▶ [WHAT THIS TASK INVOLVES]: Return only those lines of the listing that hold the word "meta".

RAW DATA: Begin

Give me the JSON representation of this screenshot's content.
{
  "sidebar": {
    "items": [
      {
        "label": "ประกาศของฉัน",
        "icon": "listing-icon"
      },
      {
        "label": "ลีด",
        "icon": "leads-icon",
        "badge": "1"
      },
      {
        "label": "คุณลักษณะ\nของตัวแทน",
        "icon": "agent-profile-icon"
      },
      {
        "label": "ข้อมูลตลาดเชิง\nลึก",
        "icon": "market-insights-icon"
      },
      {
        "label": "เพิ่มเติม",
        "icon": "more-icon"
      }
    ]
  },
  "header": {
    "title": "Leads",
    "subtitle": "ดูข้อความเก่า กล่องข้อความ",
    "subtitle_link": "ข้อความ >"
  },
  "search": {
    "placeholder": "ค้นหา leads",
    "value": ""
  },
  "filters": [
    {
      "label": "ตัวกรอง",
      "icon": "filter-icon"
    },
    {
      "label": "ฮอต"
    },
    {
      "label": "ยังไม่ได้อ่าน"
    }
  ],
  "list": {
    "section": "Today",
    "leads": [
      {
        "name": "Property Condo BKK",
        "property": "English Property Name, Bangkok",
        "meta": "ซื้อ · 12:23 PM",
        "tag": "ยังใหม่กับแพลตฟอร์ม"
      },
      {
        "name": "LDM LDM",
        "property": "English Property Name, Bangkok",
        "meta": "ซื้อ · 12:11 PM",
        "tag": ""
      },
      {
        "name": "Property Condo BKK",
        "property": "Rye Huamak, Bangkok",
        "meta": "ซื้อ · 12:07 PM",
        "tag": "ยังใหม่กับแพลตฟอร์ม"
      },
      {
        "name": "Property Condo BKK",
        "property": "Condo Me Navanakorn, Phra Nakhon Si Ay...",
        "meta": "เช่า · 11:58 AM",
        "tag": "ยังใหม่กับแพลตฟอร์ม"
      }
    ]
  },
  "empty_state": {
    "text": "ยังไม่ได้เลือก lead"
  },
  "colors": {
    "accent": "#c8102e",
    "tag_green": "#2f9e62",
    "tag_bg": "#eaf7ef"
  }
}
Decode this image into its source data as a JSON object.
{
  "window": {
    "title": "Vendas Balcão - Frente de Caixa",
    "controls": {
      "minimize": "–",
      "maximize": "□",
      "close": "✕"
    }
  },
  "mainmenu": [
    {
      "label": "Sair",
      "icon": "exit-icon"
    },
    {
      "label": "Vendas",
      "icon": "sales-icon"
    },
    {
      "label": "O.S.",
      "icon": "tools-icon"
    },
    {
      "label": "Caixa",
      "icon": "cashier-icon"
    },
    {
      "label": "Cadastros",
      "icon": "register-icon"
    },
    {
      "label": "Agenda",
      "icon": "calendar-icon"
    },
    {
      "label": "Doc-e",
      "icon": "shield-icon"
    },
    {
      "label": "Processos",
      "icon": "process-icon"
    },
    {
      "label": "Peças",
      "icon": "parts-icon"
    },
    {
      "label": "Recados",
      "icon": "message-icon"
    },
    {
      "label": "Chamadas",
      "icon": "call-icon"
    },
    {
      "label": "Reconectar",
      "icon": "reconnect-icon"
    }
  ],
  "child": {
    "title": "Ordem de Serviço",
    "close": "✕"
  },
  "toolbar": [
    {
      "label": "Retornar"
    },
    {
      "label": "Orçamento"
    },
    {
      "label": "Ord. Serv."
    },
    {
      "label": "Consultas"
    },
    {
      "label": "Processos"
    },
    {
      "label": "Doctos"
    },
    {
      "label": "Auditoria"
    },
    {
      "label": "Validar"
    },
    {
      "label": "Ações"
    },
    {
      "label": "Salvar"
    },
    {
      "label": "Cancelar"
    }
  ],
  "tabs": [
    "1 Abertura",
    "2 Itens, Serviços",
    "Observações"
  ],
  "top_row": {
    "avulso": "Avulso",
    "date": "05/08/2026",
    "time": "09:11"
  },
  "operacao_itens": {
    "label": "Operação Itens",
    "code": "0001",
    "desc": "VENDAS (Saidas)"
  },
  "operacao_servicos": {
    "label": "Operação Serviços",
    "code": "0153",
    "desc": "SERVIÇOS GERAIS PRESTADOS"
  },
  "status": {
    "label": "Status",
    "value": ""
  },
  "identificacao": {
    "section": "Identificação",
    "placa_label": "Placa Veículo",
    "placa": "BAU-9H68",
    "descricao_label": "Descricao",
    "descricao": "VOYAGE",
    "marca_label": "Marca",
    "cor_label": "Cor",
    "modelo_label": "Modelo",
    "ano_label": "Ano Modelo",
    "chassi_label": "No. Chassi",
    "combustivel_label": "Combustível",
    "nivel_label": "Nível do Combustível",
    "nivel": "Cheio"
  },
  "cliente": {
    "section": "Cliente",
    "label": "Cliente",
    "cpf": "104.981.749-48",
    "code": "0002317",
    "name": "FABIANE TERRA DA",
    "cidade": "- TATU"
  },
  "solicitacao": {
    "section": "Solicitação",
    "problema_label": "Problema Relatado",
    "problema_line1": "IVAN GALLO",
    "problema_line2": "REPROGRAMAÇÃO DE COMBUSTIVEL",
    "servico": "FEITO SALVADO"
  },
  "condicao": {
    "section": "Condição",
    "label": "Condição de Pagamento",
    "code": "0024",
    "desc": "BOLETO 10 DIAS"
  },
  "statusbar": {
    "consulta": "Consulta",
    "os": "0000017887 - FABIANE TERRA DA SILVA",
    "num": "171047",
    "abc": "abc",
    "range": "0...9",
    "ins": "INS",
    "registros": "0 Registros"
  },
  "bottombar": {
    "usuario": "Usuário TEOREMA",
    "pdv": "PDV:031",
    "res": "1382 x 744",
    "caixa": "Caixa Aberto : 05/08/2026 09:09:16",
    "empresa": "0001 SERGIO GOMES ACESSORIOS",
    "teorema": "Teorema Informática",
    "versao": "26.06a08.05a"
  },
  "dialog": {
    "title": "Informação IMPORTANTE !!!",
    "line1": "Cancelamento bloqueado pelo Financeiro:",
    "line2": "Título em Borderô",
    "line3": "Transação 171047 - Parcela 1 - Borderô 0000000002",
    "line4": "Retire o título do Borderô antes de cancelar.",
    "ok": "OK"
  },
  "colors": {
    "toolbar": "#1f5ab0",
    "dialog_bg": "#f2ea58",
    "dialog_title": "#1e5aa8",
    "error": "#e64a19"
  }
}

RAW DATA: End

▶ [RESPONSE AREA]:
        "meta": "ซื้อ · 12:23 PM",
        "meta": "ซื้อ · 12:11 PM",
        "meta": "ซื้อ · 12:07 PM",
        "meta": "เช่า · 11:58 AM",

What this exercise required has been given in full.